I was at my cousin Cara’s house this past weekend, and it was really, really hot. So, we did the only thing we could – we drank beer. And then my cousin bought a pool.
It was probably the biggest pool you can buy that doesn’t require the use of a bulldozer or a permit. In fact, on the box that it came in there was a picture of the pool, with approximately 25 kids happily playing in it, with plenty of room to spare for other things, like rafts, and urine. The box also informed us that putting the pool together would be as “easy as 1, 2, 3!” However, upon further inspection, we realized that that was somewhat of a general statement, as in, “Step 1: Put together pool. Step 2: Enjoy pool. Step 3: Dry off.”
Actually, we soon discovered that this process would be much more complicated than the box specified, especially after we realized that it came with an instructional video, which, judging from the amount of tape it held, was longer than “The Godfather Part II.” We didn’t have time to watch a freakin’ video – not when it was 95 degrees outside and we were about to construct the first swimming pool in our family’s vast, and pool-less history. We also didn’t need the literary version of the “directions,” as we tossed them aside as well, next to some empty Coors Light cans. After all, we had plenty of manpower, albeit manpower still slightly feeling the affects of a previous night’s wedding, with a combined zero experience in putting together massive blow-up, spontaneously purchased pools.
My cousin-in-law Steve, sister Jill, cousin Todd, and several others went to work on the actual pool, and by “went to work” I mean stared at it for a half an hour, and then realized that we had no means of blowing it up. My cousin John and I put together the ladder in surprisingly efficient fashion, considering that John’s previous night had ended with him passed out, face down while wearing a tuxedo, in somebody else’s bed, and my own experience with ladders simply involved falling off of one while cleaning my neighbors gutters several years back. Nevertheless, it seemed sturdy enough, even though the “warning safety” sign we tried to install on the side of it was symbolically dangling by a thread. John’s response to this problem was, “Whatever. Nobody in our family speaks German anyway. Right?”
Steve tried to use his ShopVac to blow up the pool, until he realized that it was only “sucking” and not “blowing,” which led to several hilarious jokes. Then we regrouped and found a hand pump, and everyone took turns blowing up the pool, which was the best teamwork exhibited by our family since the time I was chased out of a minor league baseball game for dancing on top of the dugout, and everyone met me outside of the stadium so I could get home before the police arrived.
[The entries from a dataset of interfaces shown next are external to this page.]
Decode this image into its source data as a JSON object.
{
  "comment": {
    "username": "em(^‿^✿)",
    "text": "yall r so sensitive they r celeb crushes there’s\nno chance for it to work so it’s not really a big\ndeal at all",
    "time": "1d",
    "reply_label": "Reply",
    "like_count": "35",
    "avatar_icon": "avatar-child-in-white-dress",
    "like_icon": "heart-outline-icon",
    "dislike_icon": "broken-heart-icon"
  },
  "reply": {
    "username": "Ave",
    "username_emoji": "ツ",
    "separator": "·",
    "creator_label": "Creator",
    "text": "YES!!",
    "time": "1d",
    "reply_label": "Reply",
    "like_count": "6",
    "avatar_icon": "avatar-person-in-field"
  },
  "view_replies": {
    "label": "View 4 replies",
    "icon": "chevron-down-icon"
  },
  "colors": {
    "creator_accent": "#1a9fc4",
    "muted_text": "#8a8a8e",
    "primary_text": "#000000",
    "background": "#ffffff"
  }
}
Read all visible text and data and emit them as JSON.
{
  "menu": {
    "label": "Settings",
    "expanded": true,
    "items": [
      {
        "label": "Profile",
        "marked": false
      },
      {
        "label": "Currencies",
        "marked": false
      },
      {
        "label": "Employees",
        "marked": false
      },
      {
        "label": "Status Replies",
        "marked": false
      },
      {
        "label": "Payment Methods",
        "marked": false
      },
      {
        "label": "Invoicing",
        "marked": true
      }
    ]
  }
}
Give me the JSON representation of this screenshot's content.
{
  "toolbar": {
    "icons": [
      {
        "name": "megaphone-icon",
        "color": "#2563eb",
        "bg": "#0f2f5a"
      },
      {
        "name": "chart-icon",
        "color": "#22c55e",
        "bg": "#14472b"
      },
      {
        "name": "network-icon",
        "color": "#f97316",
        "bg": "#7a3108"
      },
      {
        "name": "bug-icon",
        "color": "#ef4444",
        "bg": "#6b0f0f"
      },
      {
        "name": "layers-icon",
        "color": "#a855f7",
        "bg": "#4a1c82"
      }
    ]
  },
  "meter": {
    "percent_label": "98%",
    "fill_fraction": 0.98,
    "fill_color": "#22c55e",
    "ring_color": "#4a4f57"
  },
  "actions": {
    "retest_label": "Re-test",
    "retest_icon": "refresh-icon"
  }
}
After sufficient blowing, we decided this would be the perfect time to start filling up the pool. Without even consulting the video, we determined we should use water.
Cara gave her two-year old son David a hose, and let him stand inside the soon-to-be pool and commence filling. We all stood around and watched, anticipating the gloriousness of what was about to come to fruition. The pool held just under 3,000 gallons, which meant, at the rate we were going, we would be able to swim in approximately three weeks. About an hour into it, my wife and my dad realized that the pool was starting to form an odd shape. They consulted the “directions,” which explained, “If pool begins to take on an egg-like shape, drain and start over.” Our collective reaction to THIS news was a resounding “whatever.” Besides, the pool wasn’t taking on much of an egg-like shape. It looked more like a giant amoeba that had fallen from the sky and splattered all over my cousin’s backyard, and we were trying to bring it back to life by dousing it with water.
There was no turning back now. By this point, we had even begun wading in the giant splattered amoeba, at which point John discovered that two very pointy rocks were almost bursting through the bottom of the pool. Our solution to THIS problem was to have my dad try and finagle his way UNDERNEATH the pool enough to slip a piece of cardboard in between the ground and pool base. We all pulled on one side of the pool while my dad squirmed underneath, which prompted John to say, “If anyone is looking at this from above, they’re going to think a pool fell on Uncle Jack, and we’re all trying to save him.” Also, it didn’t work.
The hard work that John and I had put into the ladder was rendered moot by the fact that the pool was SO uneven, that there was actual a shallow end that you could enter simply by stepping over the side, and a deep end that overflowed onto the grass if someone so much as stuck their hand inside the pool. Also, the side of the pool that the filter was on sagged so much that the filter wasn’t even IN the pool, meaning that the only thing it was really “filtering” was the air outside. Nevertheless, we swam. Like kings. Steve did an unprecedented one-handed doggy-paddle while holding his beer above water with his other hand, with a cigarette hanging out of his mouth for good measure. My wife said it was the greatest pool party in white trash history.
Two days later, according to my cousin Cara, the pool collapsed. 3,000 gallons of water went all over her backyard, and the pool deflated, all of which may have been for the better, because I think John peed in it.